How Google Local Carousel Images Are Cropped

how does Google crop the Local Carousel images?

Thanks to Google’s AWESOME planning and implementation, business owners still can’t choose which photo shows up for their Google Local Carousel image. Obviously, with such a visual layout, the photo that shows for your business can make you or break you.

Hopefully, Google will update the system soon and allow businesses to choose their Carousel photo. Until then, we’re stuck with the random whack-a-mole process that’s currently in place.

You may have noticed that many of the Local Carousel photos are oddly cropped. Mostly, it’s because businesses uploaded images way before the Carousel even existed. Now that you know that any photo in your Google Plus Business page could be used, it’s important to upload photos that will look great in the Carousel.

So, here’s a walkthrough of exactly how the Carousel images are cropped for display. Follow these guidelines and you’ll have a great looking Carousel image that will help get you more clicks (if you get lucky enough to have Google choose that photo).

How Google Carousel crops landscape images

With “landscape” photos (standard camera position, where it’s wider than it is tall), Google will crop a square thumbnail that’s anchored in the center of the image. Basically, the square will be centered on the photo and the size of the square is based on the height of the image.  Then, you’ll lose approximately the bottom third of the image once the review overlay is added, so you need to be sure that the top two-thirds of your image is your “money shot.”

how Google crops portrait images for the carousel

With portrait images (where the photo is taller than it is wide – like you turned the camera 90 degrees), Google is going to crop the square thumbnail, anchored in the top left corner. That means that the height of the square thumbnail is determined by the width of the image, and the top left corner of your image will be the top left corner of the thumbnail. Then, just like in the landscape thumbnails, you’re doing to lose approximately the bottom third of the image behind the review overlay. Once again, your “money shot” needs to be the top two-thirds of the resulting square thumbnail.

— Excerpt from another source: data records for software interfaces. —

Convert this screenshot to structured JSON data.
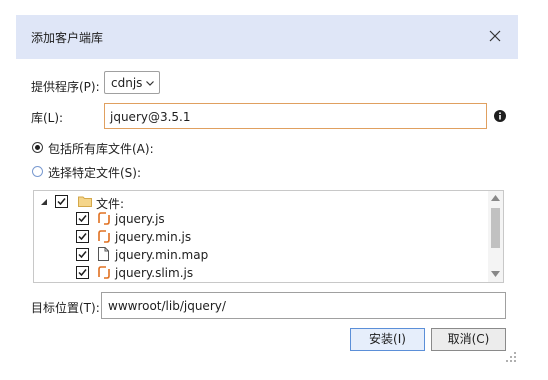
{
  "dialog": {
    "title": "添加客户端库",
    "provider_label": "提供程序(P):",
    "provider_value": "cdnjs",
    "library_label": "库(L):",
    "library_value": "jquery@3.5.1",
    "include_all_label": "包括所有库文件(A):",
    "choose_files_label": "选择特定文件(S):",
    "tree": {
      "folder": "文件:",
      "files": [
        {
          "name": "jquery.js",
          "icon": "js-file-icon"
        },
        {
          "name": "jquery.min.js",
          "icon": "js-file-icon"
        },
        {
          "name": "jquery.min.map",
          "icon": "map-file-icon"
        },
        {
          "name": "jquery.slim.js",
          "icon": "js-file-icon"
        }
      ]
    },
    "target_label": "目标位置(T):",
    "target_value": "wwwroot/lib/jquery/",
    "install_button": "安装(I)",
    "cancel_button": "取消(C)"
  },
  "colors": {
    "titlebar": "#dfe6f7",
    "input_focus_border": "#e0a060",
    "js_icon": "#e07020",
    "primary_border": "#5b8fd8"
  }
}
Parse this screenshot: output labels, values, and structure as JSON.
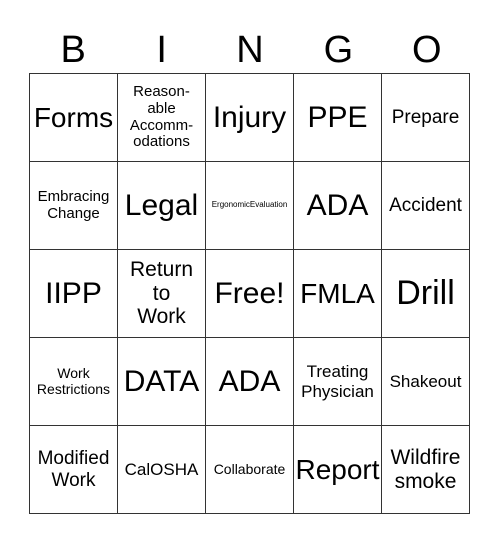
{
  "header": {
    "letters": [
      "B",
      "I",
      "N",
      "G",
      "O"
    ]
  },
  "rows": [
    [
      "Forms",
      "Reason-\nable\nAccomm-\nodations",
      "Injury",
      "PPE",
      "Prepare"
    ],
    [
      "Embracing\nChange",
      "Legal",
      "ErgonomicEvaluation",
      "ADA",
      "Accident"
    ],
    [
      "IIPP",
      "Return\nto\nWork",
      "Free!",
      "FMLA",
      "Drill"
    ],
    [
      "Work\nRestrictions",
      "DATA",
      "ADA",
      "Treating\nPhysician",
      "Shakeout"
    ],
    [
      "Modified\nWork",
      "CalOSHA",
      "Collaborate",
      "Report",
      "Wildfire\nsmoke"
    ]
  ]
}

Now that you know how Google crops your images for display in the Local Carousel, you can hedge your bets and make sure that the images uploaded to your account will all look great as a thumbnail. Since Google appears to be randomly switching out the images, you’re better off if every image would look good as a thumbnail.

Stay tuned for more updates on the Google Local Carousel!